Working with data on a PDF

I have been working on a proposal regarding child marriage in Nepal. My task was to identify the prevalence of child marriage among people who are already married. In plain English, I had to determine what percentage of the married population was married before the age of 19. We chose 19 because there was census data available and the laws of Nepal state that you can marry by age 18 with parental consent or age 20 without parental consent. I also found a factoid stating that UNICEF chooses age 19 as well.

##Finding the Data##
I knew that the 2011 census national report had information regarding age at first marriage among the married population (Table 19). This report is published as a PDF file and available on the Central Bureau of Statistics website. Specifically, this information is available in Table 19, it’s published in English so I should be able to copy and paste it into Excel. Not so fast.

What I saw on the page:
Table 19 Screenshot of PDF

What I saw when I pasted the data into Excel:
Table 19 Pasted in Excel (Screenshot)
The totals came through fine, separated by a space, but the gender breakout (rows 2 and 3) showed up as blocks.

##Identifying the Problem##
I could clearly tell that there were characters there, but the computer couldn’t read them. I saved the pasted file to a text file and saved it as a .csv. I then used the text import wizard in Excel to see if the data was encoded in UTF-8. Note that I’m working with Excel 2010 that was purchased in the US which encodes documents in ANSI. (I had to Google this to find out.) I tried the text import wizard and chose UTF-8 to see if it would import and I still got the blocks.

The next step was to identify the document properties of the PDF (File>Properties>Fonts Tab) to see the encoding types of the file. There it was “Calibri: Encoding:Custom”
PDF Font Properties

I don’t know how to determine custom encoding types. I’m sure machines could figure it out, but I didn’t have time to figure it out. I had two choices:
1) Type the entire data table
2) See if I copy and paste would work
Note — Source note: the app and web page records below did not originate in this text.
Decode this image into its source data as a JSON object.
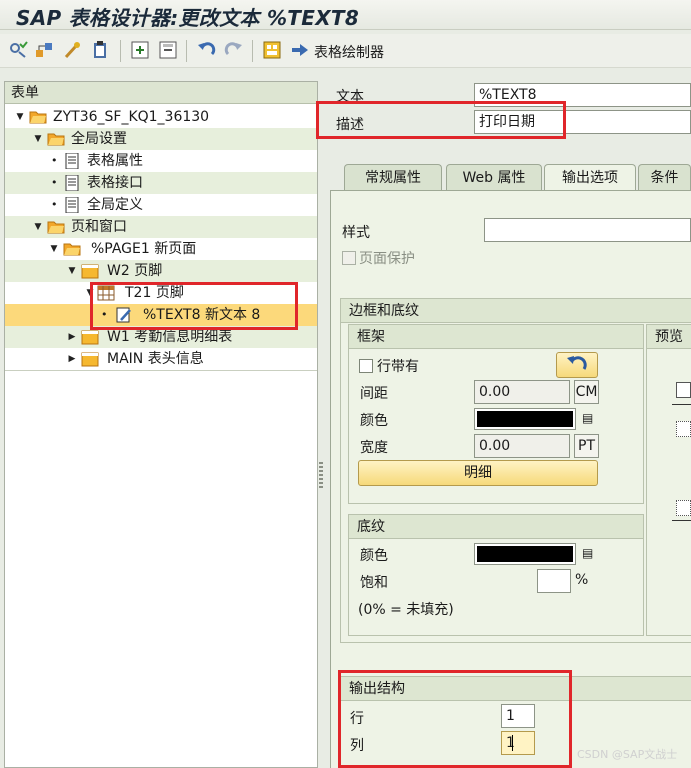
{
  "window": {
    "title": "SAP 表格设计器:更改文本 %TEXT8"
  },
  "toolbar": {
    "icons": [
      "settings-check-icon",
      "hierarchy-icon",
      "magic-wand-icon",
      "clipboard-icon",
      "insert-icon",
      "delete-icon",
      "undo-icon",
      "redo-icon",
      "form-painter-icon"
    ],
    "form_painter_label": "表格绘制器"
  },
  "tree": {
    "header": "表单",
    "items": [
      {
        "label": "ZYT36_SF_KQ1_36130"
      },
      {
        "label": "全局设置"
      },
      {
        "label": "表格属性"
      },
      {
        "label": "表格接口"
      },
      {
        "label": "全局定义"
      },
      {
        "label": "页和窗口"
      },
      {
        "label": "%PAGE1 新页面"
      },
      {
        "label": "W2 页脚"
      },
      {
        "label": "T21 页脚"
      },
      {
        "label": "%TEXT8 新文本 8"
      },
      {
        "label": "W1 考勤信息明细表"
      },
      {
        "label": "MAIN 表头信息"
      }
    ]
  },
  "detail": {
    "text_label": "文本",
    "text_value": "%TEXT8",
    "desc_label": "描述",
    "desc_value": "打印日期"
  },
  "tabs": [
    {
      "label": "常规属性"
    },
    {
      "label": "Web 属性"
    },
    {
      "label": "输出选项"
    },
    {
      "label": "条件"
    }
  ],
  "output": {
    "style_label": "样式",
    "style_value": "",
    "page_protect_label": "页面保护",
    "border_section": "边框和底纹",
    "frame": {
      "title": "框架",
      "with_line_label": "行带有",
      "spacing_label": "间距",
      "spacing_value": "0.00",
      "spacing_unit": "CM",
      "color_label": "颜色",
      "width_label": "宽度",
      "width_value": "0.00",
      "width_unit": "PT",
      "detail_button": "明细"
    },
    "preview_title": "预览",
    "shading": {
      "title": "底纹",
      "color_label": "颜色",
      "saturation_label": "饱和",
      "saturation_value": "",
      "percent": "%",
      "note": "(0% = 未填充)"
    },
    "output_structure": {
      "title": "输出结构",
      "row_label": "行",
      "row_value": "1",
      "col_label": "列",
      "col_value": "1"
    }
  },
  "watermark": "CSDN @SAP文战士",
  "colors": {
    "highlight": "#fcd97b",
    "annotation_red": "#e0262a"
  }
}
##The Copy and Paste Solution##
The computer knows that there is a character there, but rendering it in a human readable format is another issue. I copied all of Table 19 into my favorite text editor Notepad++ so I could work on the raw text. I copied the first block that should be the letter ‘M’ for the word male. I then did a ctrl+h to do a find and replace. I pasted the copied block into the find box and typed the letter ‘M’ into the replace-with box. I replaced all and it worked. Now I had the letter M converted. I did this for the rest of the word male and the entire word female. Things were coming around. The next step was to identify the numbers. I found the number 1 on the PDF page, found the corresponding encoded block in Notepad++ and did a replace all. I did this for all numbers 1-9 and the comma that separated them. After cleaning up the extra page numbers and table headings I was able to structure the data in a way that was more easy to manipulate and get it into Excel for analysis.

##Paying It Forward##
I believe in open source software and access to useable data. Now that I had done this work, I decided it would be appropriate to share it with others and sent it to Pavitra and Sujata at OpenNepal.net. I have used their VDC and district datasets for other projects and find their service incredibly valuable.


Contact me if you'd like to talk about this post.

 